The Scarpa Maestrale RS boots also employed two design features that you’ll no doubt begin to see more of in future AT boots. Namely, an external ski/walk mode and a single buckle that uses a cable to do the work of two buckles, thus saving weight and making the buckling process that much simpler while not sacrificing fit. Both of these features simplify a boots complexity, proving once again that less is more. Keeping things simple helps reduce material fatigue and failure while reducing weight in the process, so it’s a win-win all around.

Test Methods

Each of the boots mentioned above were tested for multiple days inbounds at a ski resort and out of bounds on backcountry ski tours. The objective was to ensure that each boot encountered a variety of snow and terrain conditions so that their fit/comfort, weight, power, walk-ability and versatility were adequately tested.

In order to properly judge the fit and comfort of an AT boot, you must first have it properly fitted by a quality boot fitter and then give it several days of use so that it can be worn in over time. This means that several thousand vertical feet must be ascended, multiple miles walked and countless descents enjoyed. Walkability is of utmost importance since 95 percent of the time in the mountains ski touring is spent walking uphill. It is imperative then that a boot has a large enough cuff rotation so that it does not impede your natural cadence or rhythm.

While an AT boot’s light weight is easily appreciated climbing a skin track, it is typically proportionate to the power they provided on the ski down. As weight decreases so does the ability of AT boots to drive a fatter ski through challenging terrain and variable snow conditions. The secret is to find an AT boot that is not too light, nor too heavy so that it can provide the performance you require on the up and the down. This is typically a combination of a high flex rating and cuff rotation, however, more weight is typically required in order to achieve a stiffer boot which can then impede cuff rotation.

Cuff rotation, flex, weight and comfort all combine to determine if an AT boot is more adept at shorter slack country routes and resort skiing or long multiday ski traverses. If however an AT boot is more proficient at one of these things than the others, it then means it is less versatile overall for the average backcountry skier who really wants an AT boot that can do it all.
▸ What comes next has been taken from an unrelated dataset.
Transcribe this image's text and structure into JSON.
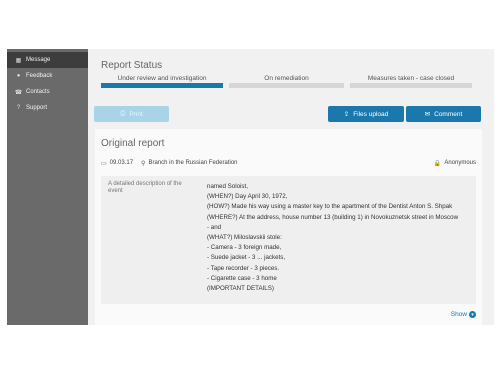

What is an Alpine Touring Boot?

Alpine Touring (AT) boots are similar in design to Alpine Ski boots, except AT boots will feature a built-in walk mode, a wider/more aggressive tread, and sometimes tech fittings in the toe and heel to accommodate a lighter weight touring binding, or “tech binding.” Lightweight AT boots are best suited to longer ski touring days, multiday traverses, and skimo racing (ski touring on a race course against other competitors). Heavier AT boots, on the other hand, are suited to those who like to ski hard and require more durability from their boots. This kind of AT boot is ideal for day trips or slackcountry laps (the easy-to-reach backcountry just beyond the boundaries of a resort). These boots can also be used on groomed runs at the ski resort when needed.

Alpine Touring boots incorporate a lot of high-tech materials and innovative buckle and walk/ski modes into their design. This is to limit weight and maximize strength and performance so these boots can better drive a fat ski in challenging terrain. Because of this, the price for a high quality AT boot continues to rise. You will likely pay on average $900 for a new AT boot from a reputable brand. The boots in this test ranged from a low of $800 to a high of $1,000 with an average price of $880. Be forewarned though, a higher priced boot does not necessarily mean better performance and fit.